*EXERCISE DIRECTIONS*
Search the entries for the word "title" and copy each line that has it.

*** DATASET RECORDS ***

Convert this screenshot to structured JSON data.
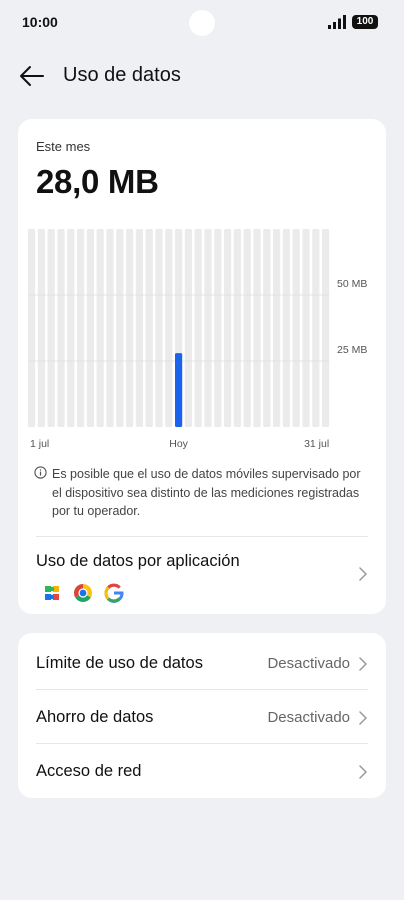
{
  "status_bar": {
    "time": "10:00",
    "battery": "100"
  },
  "header": {
    "title": "Uso de datos",
    "back_icon": "arrow-left-icon"
  },
  "usage": {
    "period_label": "Este mes",
    "total": "28,0 MB"
  },
  "chart_data": {
    "type": "bar",
    "x_tick_labels": [
      "1 jul",
      "Hoy",
      "31 jul"
    ],
    "y_tick_labels": [
      "50 MB",
      "25 MB"
    ],
    "y_ticks": [
      50,
      25
    ],
    "ylim": [
      0,
      75
    ],
    "unit": "MB",
    "categories": [
      "1",
      "2",
      "3",
      "4",
      "5",
      "6",
      "7",
      "8",
      "9",
      "10",
      "11",
      "12",
      "13",
      "14",
      "15",
      "16",
      "17",
      "18",
      "19",
      "20",
      "21",
      "22",
      "23",
      "24",
      "25",
      "26",
      "27",
      "28",
      "29",
      "30",
      "31"
    ],
    "values": [
      0,
      0,
      0,
      0,
      0,
      0,
      0,
      0,
      0,
      0,
      0,
      0,
      0,
      0,
      0,
      28,
      0,
      0,
      0,
      0,
      0,
      0,
      0,
      0,
      0,
      0,
      0,
      0,
      0,
      0,
      0
    ],
    "highlight_index": 15,
    "colors": {
      "track": "#ebebeb",
      "bar": "#1a63ed",
      "grid": "#dcdcdc"
    }
  },
  "info": {
    "icon": "info-icon",
    "text": "Es posible que el uso de datos móviles supervisado por el dispositivo sea distinto de las mediciones registradas por tu operador."
  },
  "app_usage": {
    "title": "Uso de datos por aplicación",
    "icons": [
      "puzzle-app-icon",
      "chrome-icon",
      "google-icon"
    ]
  },
  "settings": [
    {
      "label": "Límite de uso de datos",
      "value": "Desactivado"
    },
    {
      "label": "Ahorro de datos",
      "value": "Desactivado"
    },
    {
      "label": "Acceso de red",
      "value": ""
    }
  ],
  "colors": {
    "accent": "#1a63ed",
    "background": "#eff0f4",
    "card": "#ffffff"
  }
}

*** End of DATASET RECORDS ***

*FINISHED EXERCISE*
    "title": "Uso de datos",
    "title": "Uso de datos por aplicación",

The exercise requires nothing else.